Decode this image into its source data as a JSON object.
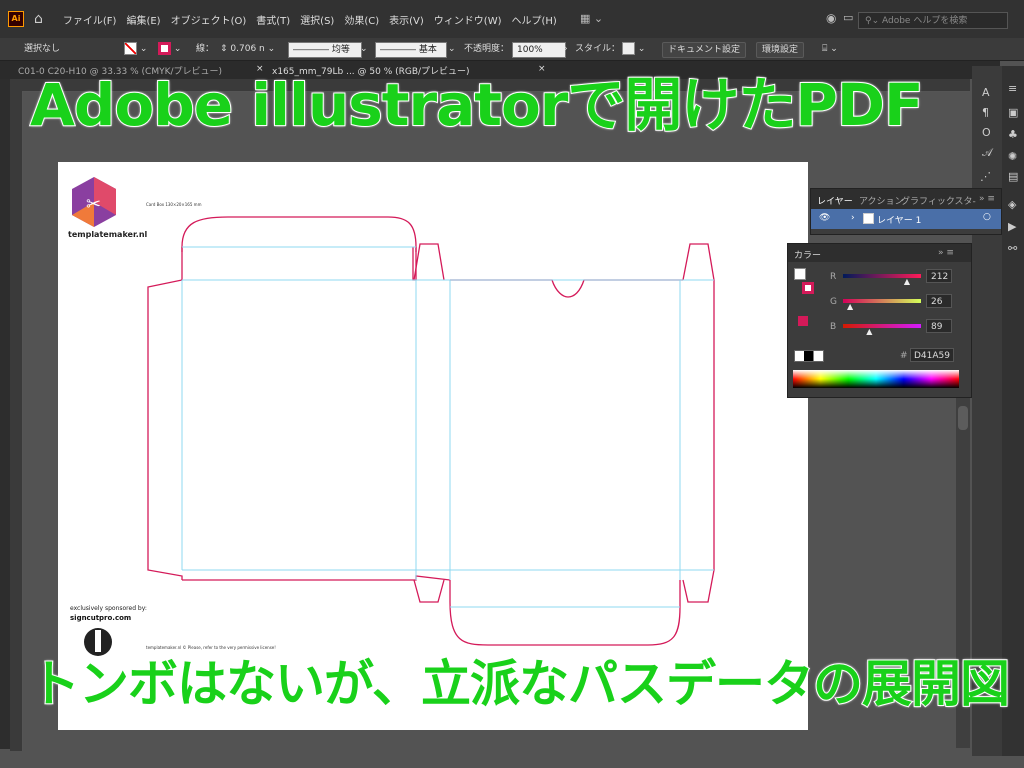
{
  "menubar": {
    "app_logo": "Ai",
    "items": [
      "ファイル(F)",
      "編集(E)",
      "オブジェクト(O)",
      "書式(T)",
      "選択(S)",
      "効果(C)",
      "表示(V)",
      "ウィンドウ(W)",
      "ヘルプ(H)"
    ],
    "help_placeholder": "Adobe ヘルプを検索"
  },
  "control_bar": {
    "selection": "選択なし",
    "stroke_label": "線：",
    "stroke_value": "0.706 n",
    "profile_label": "均等",
    "brush_label": "基本",
    "opacity_label": "不透明度：",
    "opacity_value": "100%",
    "style_label": "スタイル：",
    "doc_settings": "ドキュメント設定",
    "prefs": "環境設定",
    "fill_color": "#ffffff",
    "stroke_color": "#d41a59"
  },
  "tabs": [
    {
      "label": "C01-0 C20-H10 @ 33.33 % (CMYK/プレビュー)"
    },
    {
      "label": "x165_mm_79Lb ... @ 50 % (RGB/プレビュー)"
    }
  ],
  "artboard": {
    "logo_text": "templatemaker.nl",
    "small_title": "Card Box 130×20×165 mm",
    "sponsor_line1": "exclusively sponsored by:",
    "sponsor_line2": "signcutpro.com",
    "license": "templatemaker.nl © Please, refer to the very permissive license!"
  },
  "layers_panel": {
    "tabs": [
      "レイヤー",
      "アクション",
      "グラフィックスタ-"
    ],
    "layer_name": "レイヤー 1"
  },
  "color_panel": {
    "title": "カラー",
    "channels": [
      {
        "name": "R",
        "value": "212",
        "fraction": 0.831
      },
      {
        "name": "G",
        "value": "26",
        "fraction": 0.102
      },
      {
        "name": "B",
        "value": "89",
        "fraction": 0.349
      }
    ],
    "hex_label": "#",
    "hex": "D41A59",
    "color": "#d41a59"
  },
  "overlay": {
    "title": "Adobe illustratorで開けたPDF",
    "subtitle": "トンボはないが、立派なパスデータの展開図",
    "color": "#19d11a"
  }
}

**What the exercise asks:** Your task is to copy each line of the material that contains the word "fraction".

**Answer below:**
        "fraction": 0.831
        "fraction": 0.102
        "fraction": 0.349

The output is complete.